The first and seemingly least likely to happen under our current administration, is rescheduling cannabis from its present standing as a Schedule I drug. Make it what it truly is—an agricultural product—and allow for interstate commerce. There are many states currently receiving our surplus that we could be collecting tax revenue on, not to mention the family-wage jobs it would create. You can buy Oregon wine and beer most anywhere in the US, so let’s make it the same for flower and cannabis products.

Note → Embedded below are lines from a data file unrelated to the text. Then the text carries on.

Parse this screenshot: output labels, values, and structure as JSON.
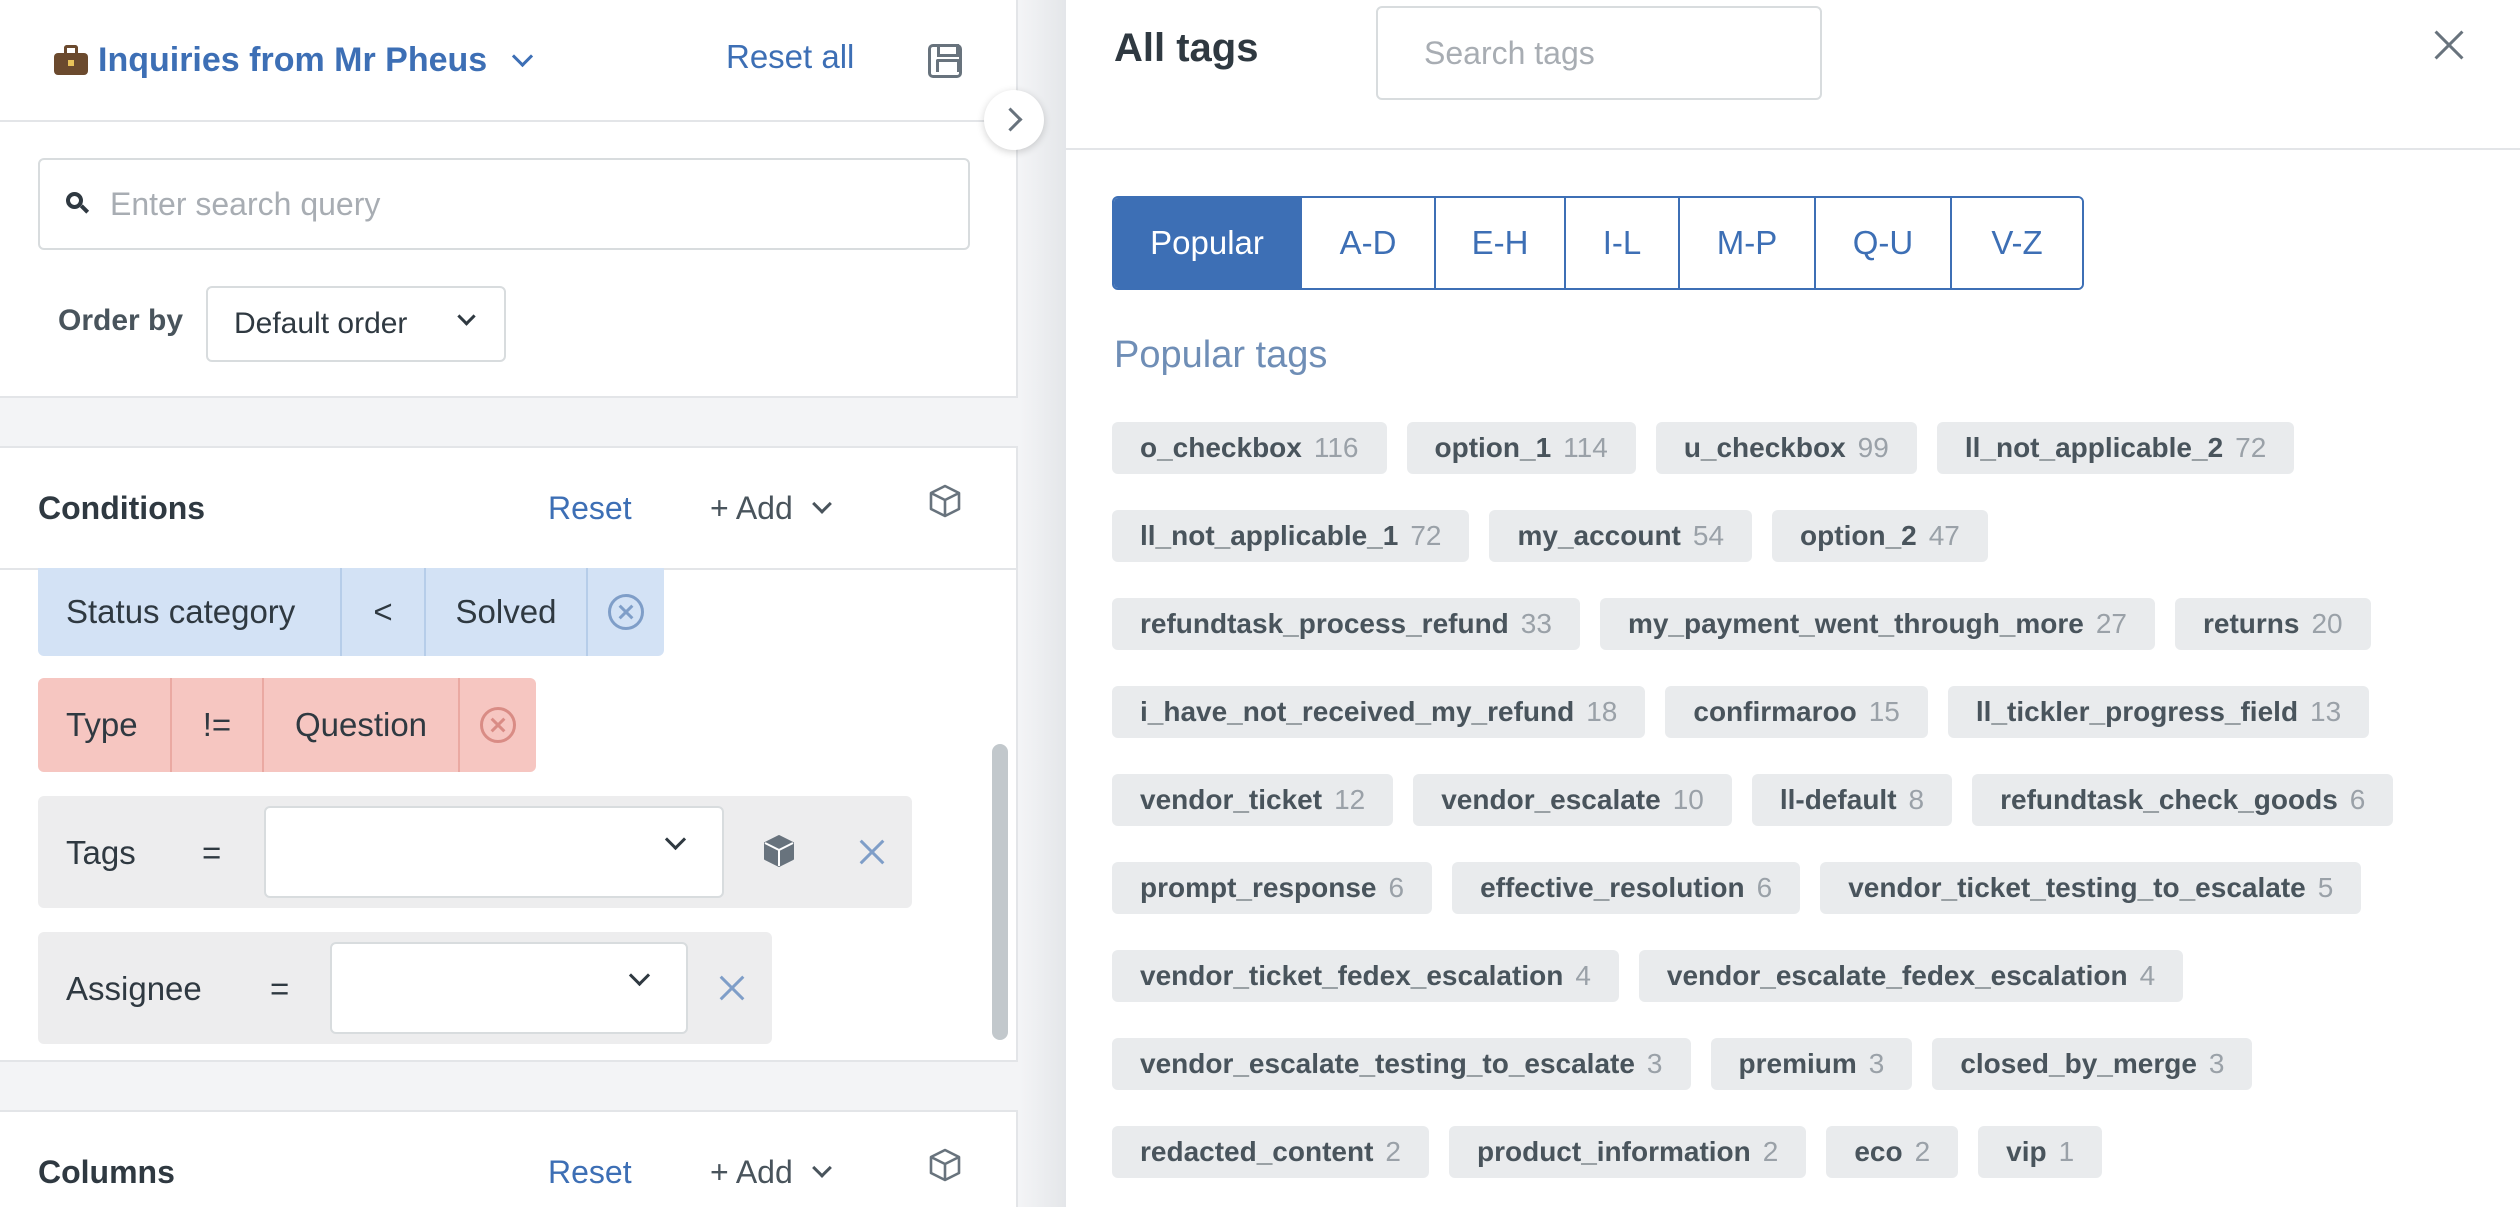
{
  "left_panel": {
    "view_title": "Inquiries from Mr Pheus",
    "reset_all": "Reset all",
    "search_placeholder": "Enter search query",
    "order_by_label": "Order by",
    "order_by_value": "Default order",
    "conditions": {
      "title": "Conditions",
      "reset": "Reset",
      "add": "+ Add",
      "status_row": {
        "field": "Status category",
        "op": "<",
        "value": "Solved"
      },
      "type_row": {
        "field": "Type",
        "op": "!=",
        "value": "Question"
      },
      "tags_row": {
        "field": "Tags",
        "op": "="
      },
      "assignee_row": {
        "field": "Assignee",
        "op": "="
      }
    },
    "columns": {
      "title": "Columns",
      "reset": "Reset",
      "add": "+ Add"
    }
  },
  "tag_panel": {
    "title": "All tags",
    "search_placeholder": "Search tags",
    "tabs": [
      "Popular",
      "A-D",
      "E-H",
      "I-L",
      "M-P",
      "Q-U",
      "V-Z"
    ],
    "active_tab": "Popular",
    "section_title": "Popular tags",
    "tags": [
      [
        {
          "name": "o_checkbox",
          "count": "116"
        },
        {
          "name": "option_1",
          "count": "114"
        },
        {
          "name": "u_checkbox",
          "count": "99"
        },
        {
          "name": "ll_not_applicable_2",
          "count": "72"
        }
      ],
      [
        {
          "name": "ll_not_applicable_1",
          "count": "72"
        },
        {
          "name": "my_account",
          "count": "54"
        },
        {
          "name": "option_2",
          "count": "47"
        }
      ],
      [
        {
          "name": "refundtask_process_refund",
          "count": "33"
        },
        {
          "name": "my_payment_went_through_more",
          "count": "27"
        },
        {
          "name": "returns",
          "count": "20"
        }
      ],
      [
        {
          "name": "i_have_not_received_my_refund",
          "count": "18"
        },
        {
          "name": "confirmaroo",
          "count": "15"
        },
        {
          "name": "ll_tickler_progress_field",
          "count": "13"
        }
      ],
      [
        {
          "name": "vendor_ticket",
          "count": "12"
        },
        {
          "name": "vendor_escalate",
          "count": "10"
        },
        {
          "name": "ll-default",
          "count": "8"
        },
        {
          "name": "refundtask_check_goods",
          "count": "6"
        }
      ],
      [
        {
          "name": "prompt_response",
          "count": "6"
        },
        {
          "name": "effective_resolution",
          "count": "6"
        },
        {
          "name": "vendor_ticket_testing_to_escalate",
          "count": "5"
        }
      ],
      [
        {
          "name": "vendor_ticket_fedex_escalation",
          "count": "4"
        },
        {
          "name": "vendor_escalate_fedex_escalation",
          "count": "4"
        }
      ],
      [
        {
          "name": "vendor_escalate_testing_to_escalate",
          "count": "3"
        },
        {
          "name": "premium",
          "count": "3"
        },
        {
          "name": "closed_by_merge",
          "count": "3"
        }
      ],
      [
        {
          "name": "redacted_content",
          "count": "2"
        },
        {
          "name": "product_information",
          "count": "2"
        },
        {
          "name": "eco",
          "count": "2"
        },
        {
          "name": "vip",
          "count": "1"
        }
      ]
    ]
  },
  "colors": {
    "accent": "#3d6fb5",
    "status_bg": "#d3e2f5",
    "type_bg": "#f6c6c1",
    "tag_bg": "#e9ebed"
  },
  "icons": [
    "briefcase-icon",
    "chevron-down-icon",
    "save-icon",
    "search-icon",
    "cube-icon",
    "close-icon",
    "remove-circle-icon",
    "collapse-arrow-icon"
  ]
}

Stepping up enforcement efforts to reduce out-of-state diversion costs money, so there exists the possibility of a new tax to fund such efforts. Allocating existing OLCC/OHA revenue to pay for this would be a better call than new taxes. There already is a heavy tax and fee burden placed upon the industry, slimming or eliminating profit margins. That can drive good people to consider bad choices regarding excess inventory.

We could also allow dispensaries to open in “dry counties,” and thus create channels for product to reach new consumers who otherwise might forgo.

It makes more sense to shape the response to overproduction by working on solutions that embrace the overwhelmingly positive aspects of a regulated cannabis industry, instead of falling back upon decades-old, failed policies of enforcement that penalize, destroy, and incarcerate—including the disproportionate targeting of people of color. That never worked, and never will. Time for a new plan.